Next Peter tells us to watch over the flock. He breaks down the right attitudes to have while leading. We are to serve willingly not grudgingly. We aren’t doing this to get anything out of it. Now that may seem to be an obvious statement. Most pastors and church leaders aren’t in it for the money. That’s true but some are and some are in it for the feeling it gives them to help other people. Are you addicted to being needed? Do you get a high on being in constant demand from people you serve? Sometimes I am. Sometimes I find my identity in what I can do for others and the pull on me rather than in Christ. We are to serve as we are serving God not people. Using that thinking helps us to never feel taken advantage of because we can look at our service to others as a service to God. The opposite is also true. How they treat us is actually how they treat God. That’s a key to living about offense.
Thirdly he tells us to not lord over people we lead but to lead by example. We can no longer say “do as I say but not as I do”. We can’t make ourselves the heroes of our sermons on Sunday and live like villains the rest of the week. Being an example is not about living a perfect life. It’s about living a life that reflects grace and an dependence upon God. It’s ok to not be ok but its not ok to stay not ok. Is my life an example that pushes people to God or away from Him?
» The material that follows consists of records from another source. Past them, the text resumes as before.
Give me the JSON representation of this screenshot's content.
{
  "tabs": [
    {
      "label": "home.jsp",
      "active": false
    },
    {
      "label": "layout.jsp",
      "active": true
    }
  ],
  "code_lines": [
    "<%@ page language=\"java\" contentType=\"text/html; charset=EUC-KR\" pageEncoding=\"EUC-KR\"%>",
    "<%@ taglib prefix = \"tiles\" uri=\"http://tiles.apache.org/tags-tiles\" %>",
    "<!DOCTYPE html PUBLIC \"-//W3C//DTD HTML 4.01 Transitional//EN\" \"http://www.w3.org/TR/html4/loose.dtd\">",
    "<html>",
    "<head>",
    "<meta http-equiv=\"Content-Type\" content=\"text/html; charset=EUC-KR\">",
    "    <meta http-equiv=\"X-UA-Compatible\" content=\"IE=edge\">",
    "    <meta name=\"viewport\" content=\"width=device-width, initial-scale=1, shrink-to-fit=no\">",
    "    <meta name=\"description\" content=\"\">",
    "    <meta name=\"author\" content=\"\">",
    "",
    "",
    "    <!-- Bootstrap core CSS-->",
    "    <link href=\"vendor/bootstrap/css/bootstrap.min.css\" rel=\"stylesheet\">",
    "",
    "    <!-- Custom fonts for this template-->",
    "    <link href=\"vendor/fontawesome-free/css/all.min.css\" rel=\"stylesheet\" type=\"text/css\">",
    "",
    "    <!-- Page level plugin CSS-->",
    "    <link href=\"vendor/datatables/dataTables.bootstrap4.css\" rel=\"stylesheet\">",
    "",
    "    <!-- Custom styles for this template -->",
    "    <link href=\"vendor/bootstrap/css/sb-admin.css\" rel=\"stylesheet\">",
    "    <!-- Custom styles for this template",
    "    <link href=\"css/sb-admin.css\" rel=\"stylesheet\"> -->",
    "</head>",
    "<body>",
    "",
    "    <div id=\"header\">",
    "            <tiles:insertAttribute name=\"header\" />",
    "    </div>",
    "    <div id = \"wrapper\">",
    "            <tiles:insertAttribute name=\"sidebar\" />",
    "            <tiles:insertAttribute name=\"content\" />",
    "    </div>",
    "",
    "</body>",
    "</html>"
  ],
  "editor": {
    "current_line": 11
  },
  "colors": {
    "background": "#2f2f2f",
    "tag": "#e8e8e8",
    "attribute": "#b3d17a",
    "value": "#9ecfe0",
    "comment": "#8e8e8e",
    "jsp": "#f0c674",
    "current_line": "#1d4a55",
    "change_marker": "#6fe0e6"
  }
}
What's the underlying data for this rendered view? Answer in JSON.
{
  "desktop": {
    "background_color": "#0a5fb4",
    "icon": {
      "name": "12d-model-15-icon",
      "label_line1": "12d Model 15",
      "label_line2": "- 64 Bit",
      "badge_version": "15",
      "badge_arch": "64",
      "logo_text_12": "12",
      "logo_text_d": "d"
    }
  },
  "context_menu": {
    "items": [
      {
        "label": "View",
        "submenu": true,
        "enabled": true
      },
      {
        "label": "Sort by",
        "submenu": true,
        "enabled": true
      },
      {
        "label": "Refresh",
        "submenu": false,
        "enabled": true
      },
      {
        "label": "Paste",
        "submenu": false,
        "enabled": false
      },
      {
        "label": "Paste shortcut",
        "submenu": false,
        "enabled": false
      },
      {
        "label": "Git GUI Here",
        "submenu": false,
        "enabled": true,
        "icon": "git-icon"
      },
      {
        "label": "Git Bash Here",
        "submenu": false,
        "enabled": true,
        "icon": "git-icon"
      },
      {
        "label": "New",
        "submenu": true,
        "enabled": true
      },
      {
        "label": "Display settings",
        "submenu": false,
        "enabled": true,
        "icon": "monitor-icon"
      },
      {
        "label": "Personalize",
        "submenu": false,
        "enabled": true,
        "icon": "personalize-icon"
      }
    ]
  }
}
Peter promises a reward is waiting for us when the great shepherd appears. Let’s uses Peter’s writings as a checklist to keep our heart and motives in line with God’s will. In upcoming posts I will break down what it means to care for the flock God has entrusted us as we take a look at further writings about sheep and shepherds from scripture.